• [What the task requires] Return each record verbatim, images excluded.

• [Input records]
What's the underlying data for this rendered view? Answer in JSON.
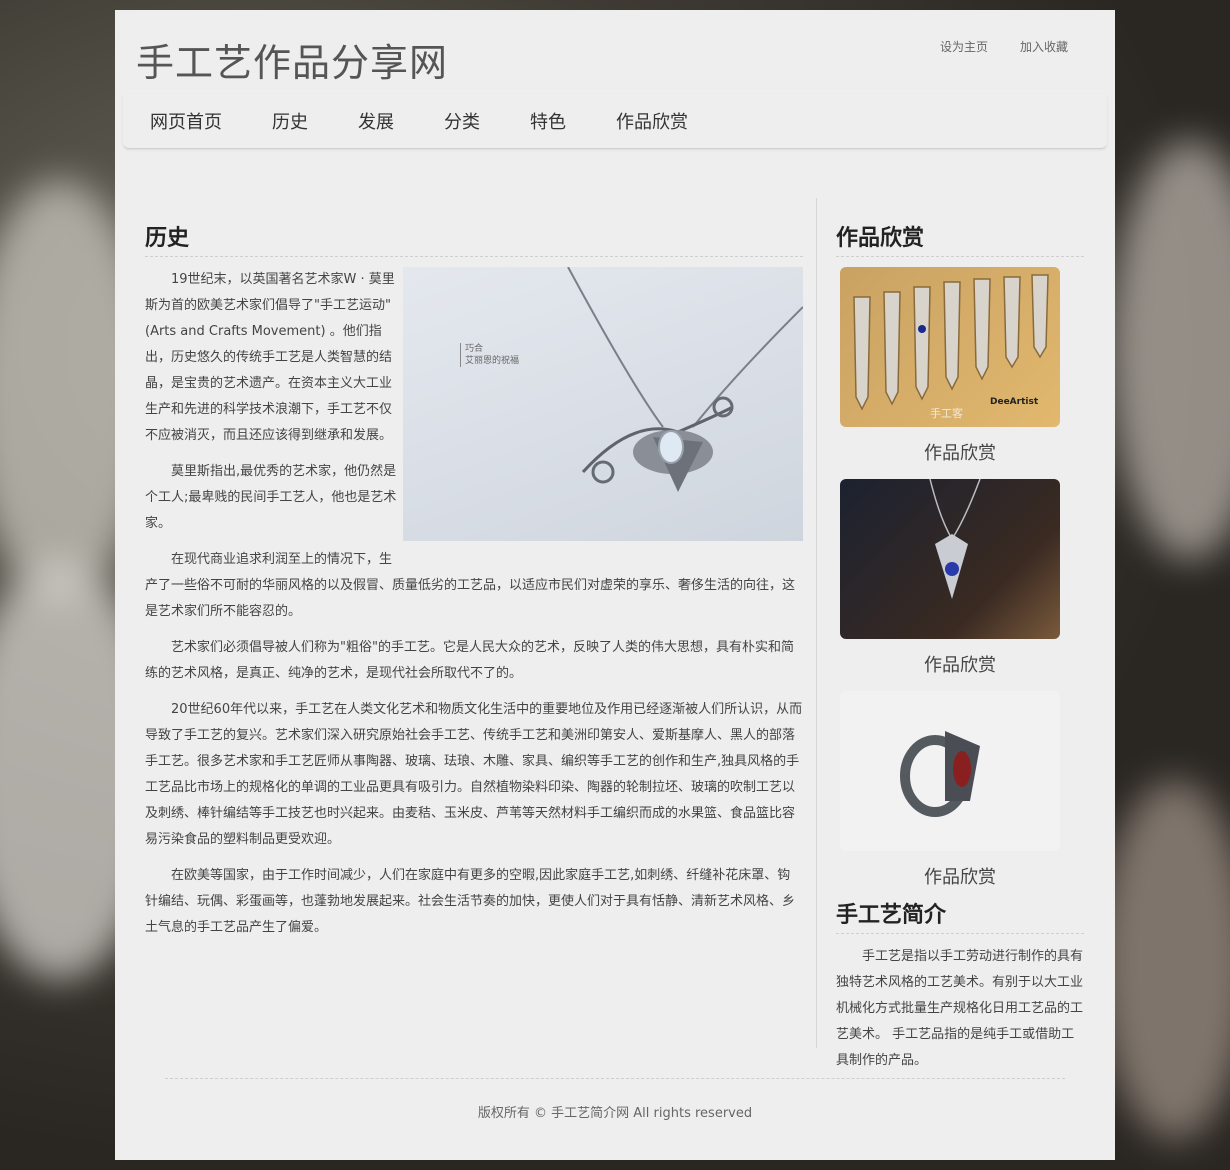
{
  "header": {
    "site_title": "手工艺作品分享网",
    "links": [
      "设为主页",
      "加入收藏"
    ]
  },
  "nav": {
    "items": [
      "网页首页",
      "历史",
      "发展",
      "分类",
      "特色",
      "作品欣赏"
    ]
  },
  "main": {
    "title": "历史",
    "image_label_line1": "巧合",
    "image_label_line2": "艾丽恩的祝福",
    "paragraphs": [
      "19世纪末，以英国著名艺术家W · 莫里斯为首的欧美艺术家们倡导了\"手工艺运动\" (Arts and Crafts Movement) 。他们指出，历史悠久的传统手工艺是人类智慧的结晶，是宝贵的艺术遗产。在资本主义大工业生产和先进的科学技术浪潮下，手工艺不仅不应被消灭，而且还应该得到继承和发展。",
      "莫里斯指出,最优秀的艺术家，他仍然是个工人;最卑贱的民间手工艺人，他也是艺术家。",
      "在现代商业追求利润至上的情况下，生产了一些俗不可耐的华丽风格的以及假冒、质量低劣的工艺品，以适应市民们对虚荣的享乐、奢侈生活的向往，这是艺术家们所不能容忍的。",
      "艺术家们必须倡导被人们称为\"粗俗\"的手工艺。它是人民大众的艺术，反映了人类的伟大思想，具有朴实和简练的艺术风格，是真正、纯净的艺术，是现代社会所取代不了的。",
      "20世纪60年代以来，手工艺在人类文化艺术和物质文化生活中的重要地位及作用已经逐渐被人们所认识，从而导致了手工艺的复兴。艺术家们深入研究原始社会手工艺、传统手工艺和美洲印第安人、爱斯基摩人、黑人的部落手工艺。很多艺术家和手工艺匠师从事陶器、玻璃、珐琅、木雕、家具、编织等手工艺的创作和生产,独具风格的手工艺品比市场上的规格化的单调的工业品更具有吸引力。自然植物染料印染、陶器的轮制拉坯、玻璃的吹制工艺以及刺绣、棒针编结等手工技艺也时兴起来。由麦秸、玉米皮、芦苇等天然材料手工编织而成的水果篮、食品篮比容易污染食品的塑料制品更受欢迎。",
      "在欧美等国家，由于工作时间减少，人们在家庭中有更多的空暇,因此家庭手工艺,如刺绣、纤缝补花床罩、钩针编结、玩偶、彩蛋画等，也蓬勃地发展起来。社会生活节奏的加快，更使人们对于具有恬静、清新艺术风格、乡土气息的手工艺品产生了偏爱。"
    ]
  },
  "sidebar": {
    "gallery_title": "作品欣赏",
    "gallery_captions": [
      "作品欣赏",
      "作品欣赏",
      "作品欣赏"
    ],
    "thumb1_text1": "手工客",
    "thumb1_text2": "DeeArtist",
    "intro_title": "手工艺简介",
    "intro_text": "手工艺是指以手工劳动进行制作的具有独特艺术风格的工艺美术。有别于以大工业机械化方式批量生产规格化日用工艺品的工艺美术。 手工艺品指的是纯手工或借助工具制作的产品。"
  },
  "footer": {
    "copyright": "版权所有 © 手工艺简介网 All rights reserved"
  }
}
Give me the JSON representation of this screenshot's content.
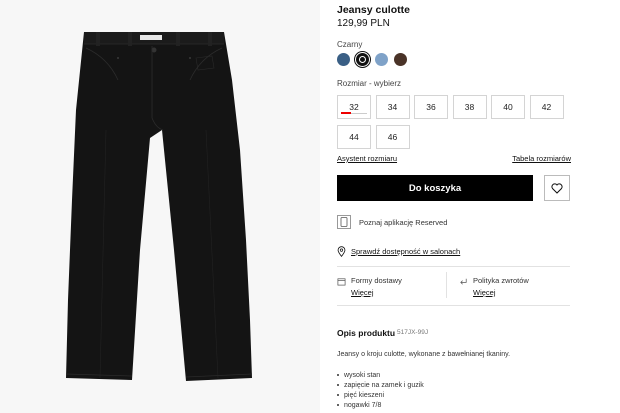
{
  "product": {
    "name": "Jeansy culotte",
    "price": "129,99 PLN",
    "color_name": "Czarny",
    "colors": [
      {
        "name": "blue-denim",
        "hex": "#3a5f85",
        "selected": false
      },
      {
        "name": "black",
        "hex": "#111111",
        "selected": true
      },
      {
        "name": "light-blue",
        "hex": "#7fa2c8",
        "selected": false
      },
      {
        "name": "brown",
        "hex": "#4a3328",
        "selected": false
      }
    ],
    "size_label": "Rozmiar -  wybierz",
    "sizes": [
      "32",
      "34",
      "36",
      "38",
      "40",
      "42",
      "44",
      "46"
    ],
    "size_guide_link": "Asystent rozmiaru",
    "size_table_link": "Tabela rozmiarów",
    "add_to_cart": "Do koszyka",
    "app_promo": "Poznaj aplikację Reserved",
    "availability_link": "Sprawdź dostępność w salonach",
    "delivery": {
      "label": "Formy dostawy",
      "more": "Więcej"
    },
    "returns": {
      "label": "Polityka zwrotów",
      "more": "Więcej"
    },
    "description_title": "Opis produktu",
    "product_code": "517JX-99J",
    "description": "Jeansy o kroju culotte, wykonane z bawełnianej tkaniny.",
    "features": [
      "wysoki stan",
      "zapięcie na zamek i guzik",
      "pięć kieszeni",
      "nogawki 7/8"
    ]
  },
  "accent_colors": {
    "button_bg": "#000000",
    "low_stock": "#e00000"
  }
}
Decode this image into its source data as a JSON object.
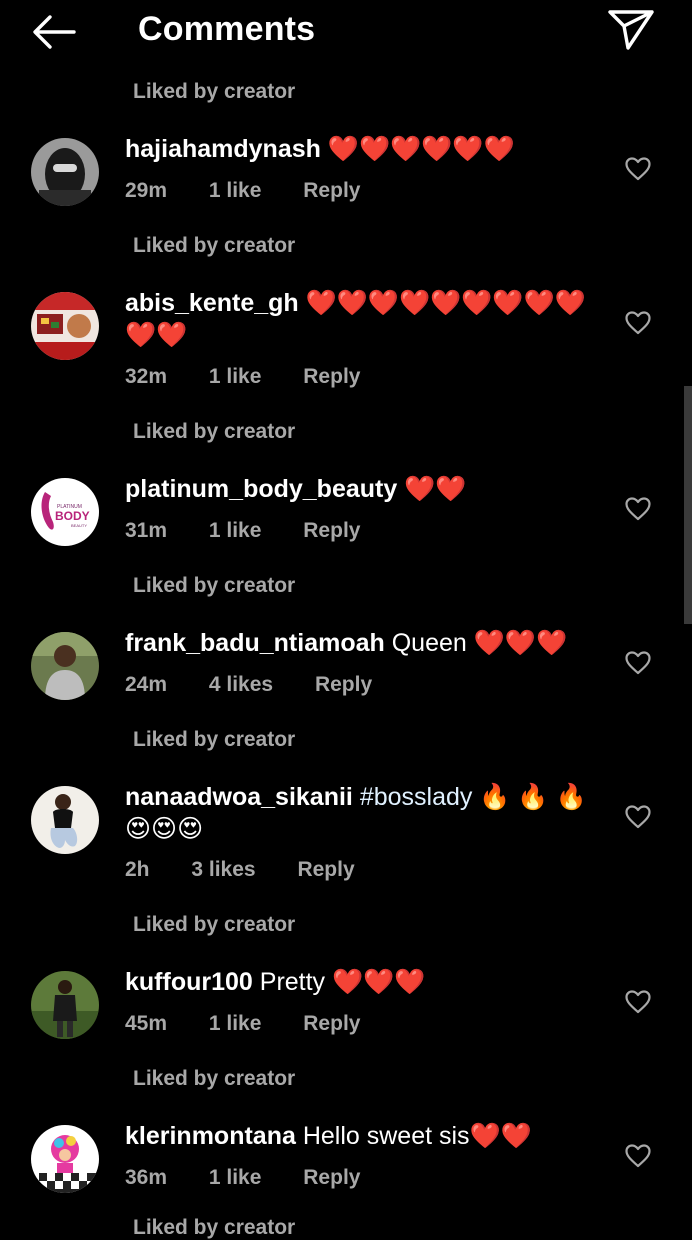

• [Solution for this problem]
What's the underlying data for this rendered view? Answer in JSON.
{
  "header": {
    "site_title": "手工艺作品分享网",
    "links": [
      "设为主页",
      "加入收藏"
    ]
  },
  "nav": {
    "items": [
      "网页首页",
      "历史",
      "发展",
      "分类",
      "特色",
      "作品欣赏"
    ]
  },
  "main": {
    "title": "历史",
    "image_label_line1": "巧合",
    "image_label_line2": "艾丽恩的祝福",
    "paragraphs": [
      "19世纪末，以英国著名艺术家W · 莫里斯为首的欧美艺术家们倡导了\"手工艺运动\" (Arts and Crafts Movement) 。他们指出，历史悠久的传统手工艺是人类智慧的结晶，是宝贵的艺术遗产。在资本主义大工业生产和先进的科学技术浪潮下，手工艺不仅不应被消灭，而且还应该得到继承和发展。",
      "莫里斯指出,最优秀的艺术家，他仍然是个工人;最卑贱的民间手工艺人，他也是艺术家。",
      "在现代商业追求利润至上的情况下，生产了一些俗不可耐的华丽风格的以及假冒、质量低劣的工艺品，以适应市民们对虚荣的享乐、奢侈生活的向往，这是艺术家们所不能容忍的。",
      "艺术家们必须倡导被人们称为\"粗俗\"的手工艺。它是人民大众的艺术，反映了人类的伟大思想，具有朴实和简练的艺术风格，是真正、纯净的艺术，是现代社会所取代不了的。",
      "20世纪60年代以来，手工艺在人类文化艺术和物质文化生活中的重要地位及作用已经逐渐被人们所认识，从而导致了手工艺的复兴。艺术家们深入研究原始社会手工艺、传统手工艺和美洲印第安人、爱斯基摩人、黑人的部落手工艺。很多艺术家和手工艺匠师从事陶器、玻璃、珐琅、木雕、家具、编织等手工艺的创作和生产,独具风格的手工艺品比市场上的规格化的单调的工业品更具有吸引力。自然植物染料印染、陶器的轮制拉坯、玻璃的吹制工艺以及刺绣、棒针编结等手工技艺也时兴起来。由麦秸、玉米皮、芦苇等天然材料手工编织而成的水果篮、食品篮比容易污染食品的塑料制品更受欢迎。",
      "在欧美等国家，由于工作时间减少，人们在家庭中有更多的空暇,因此家庭手工艺,如刺绣、纤缝补花床罩、钩针编结、玩偶、彩蛋画等，也蓬勃地发展起来。社会生活节奏的加快，更使人们对于具有恬静、清新艺术风格、乡土气息的手工艺品产生了偏爱。"
    ]
  },
  "sidebar": {
    "gallery_title": "作品欣赏",
    "gallery_captions": [
      "作品欣赏",
      "作品欣赏",
      "作品欣赏"
    ],
    "thumb1_text1": "手工客",
    "thumb1_text2": "DeeArtist",
    "intro_title": "手工艺简介",
    "intro_text": "手工艺是指以手工劳动进行制作的具有独特艺术风格的工艺美术。有别于以大工业机械化方式批量生产规格化日用工艺品的工艺美术。 手工艺品指的是纯手工或借助工具制作的产品。"
  },
  "footer": {
    "copyright": "版权所有 © 手工艺简介网 All rights reserved"
  }
}
Give me the JSON representation of this screenshot's content.
{
  "product": {
    "name": "Jeansy culotte",
    "price": "129,99 PLN",
    "color_name": "Czarny",
    "colors": [
      {
        "name": "blue-denim",
        "hex": "#3a5f85",
        "selected": false
      },
      {
        "name": "black",
        "hex": "#111111",
        "selected": true
      },
      {
        "name": "light-blue",
        "hex": "#7fa2c8",
        "selected": false
      },
      {
        "name": "brown",
        "hex": "#4a3328",
        "selected": false
      }
    ],
    "size_label": "Rozmiar -  wybierz",
    "sizes": [
      "32",
      "34",
      "36",
      "38",
      "40",
      "42",
      "44",
      "46"
    ],
    "size_guide_link": "Asystent rozmiaru",
    "size_table_link": "Tabela rozmiarów",
    "add_to_cart": "Do koszyka",
    "app_promo": "Poznaj aplikację Reserved",
    "availability_link": "Sprawdź dostępność w salonach",
    "delivery": {
      "label": "Formy dostawy",
      "more": "Więcej"
    },
    "returns": {
      "label": "Polityka zwrotów",
      "more": "Więcej"
    },
    "description_title": "Opis produktu",
    "product_code": "517JX-99J",
    "description": "Jeansy o kroju culotte, wykonane z bawełnianej tkaniny.",
    "features": [
      "wysoki stan",
      "zapięcie na zamek i guzik",
      "pięć kieszeni",
      "nogawki 7/8"
    ]
  },
  "accent_colors": {
    "button_bg": "#000000",
    "low_stock": "#e00000"
  }
}
Decode this image into its source data as a JSON object.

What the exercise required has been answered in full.